#### EXERCISE:
Copy the listing below exactly, but skip the pictures.

|---|

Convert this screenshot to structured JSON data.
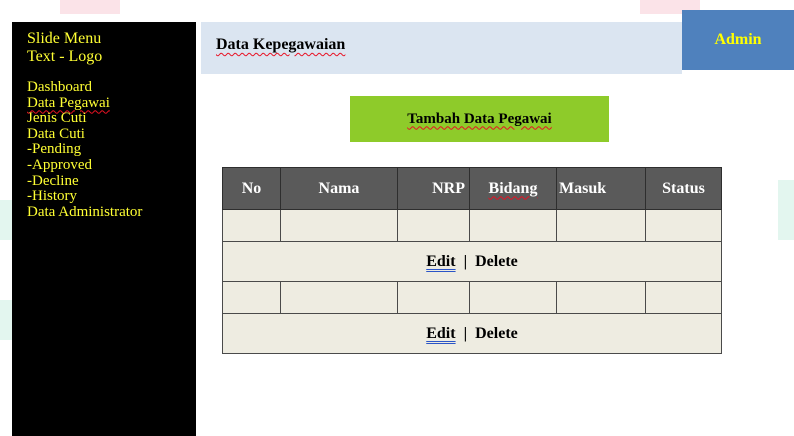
{
  "sidebar": {
    "title_line1": "Slide Menu",
    "title_line2": "Text - Logo",
    "items": [
      {
        "label": "Dashboard"
      },
      {
        "label": "Data Pegawai"
      },
      {
        "label": "Jenis Cuti"
      },
      {
        "label": "Data Cuti"
      },
      {
        "label": "-Pending"
      },
      {
        "label": "-Approved"
      },
      {
        "label": "-Decline"
      },
      {
        "label": "-History"
      },
      {
        "label": "Data Administrator"
      }
    ]
  },
  "header": {
    "title": "Data Kepegawaian",
    "user_label": "Admin"
  },
  "main": {
    "add_button_label": "Tambah Data Pegawai"
  },
  "table": {
    "headers": [
      "No",
      "Nama",
      "NRP",
      "Bidang",
      "Masuk",
      "Status"
    ],
    "rows": [
      {
        "actions": {
          "edit": "Edit",
          "separator": "|",
          "delete": "Delete"
        }
      },
      {
        "actions": {
          "edit": "Edit",
          "separator": "|",
          "delete": "Delete"
        }
      }
    ]
  },
  "colors": {
    "sidebar_bg": "#000000",
    "sidebar_text": "#ffff33",
    "header_bg": "#dbe5f1",
    "admin_bg": "#4f81bd",
    "admin_text": "#ffff00",
    "add_button_bg": "#8ecb2a",
    "table_header_bg": "#5a5a5a",
    "table_cell_bg": "#eeece1"
  }
}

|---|

#### PROBLEM SOLUTION:
Convert this screenshot to structured JSON data.
{
  "sidebar": {
    "title_line1": "Slide Menu",
    "title_line2": "Text - Logo",
    "items": [
      {
        "label": "Dashboard"
      },
      {
        "label": "Data Pegawai"
      },
      {
        "label": "Jenis Cuti"
      },
      {
        "label": "Data Cuti"
      },
      {
        "label": "-Pending"
      },
      {
        "label": "-Approved"
      },
      {
        "label": "-Decline"
      },
      {
        "label": "-History"
      },
      {
        "label": "Data Administrator"
      }
    ]
  },
  "header": {
    "title": "Data Kepegawaian",
    "user_label": "Admin"
  },
  "main": {
    "add_button_label": "Tambah Data Pegawai"
  },
  "table": {
    "headers": [
      "No",
      "Nama",
      "NRP",
      "Bidang",
      "Masuk",
      "Status"
    ],
    "rows": [
      {
        "actions": {
          "edit": "Edit",
          "separator": "|",
          "delete": "Delete"
        }
      },
      {
        "actions": {
          "edit": "Edit",
          "separator": "|",
          "delete": "Delete"
        }
      }
    ]
  },
  "colors": {
    "sidebar_bg": "#000000",
    "sidebar_text": "#ffff33",
    "header_bg": "#dbe5f1",
    "admin_bg": "#4f81bd",
    "admin_text": "#ffff00",
    "add_button_bg": "#8ecb2a",
    "table_header_bg": "#5a5a5a",
    "table_cell_bg": "#eeece1"
  }
}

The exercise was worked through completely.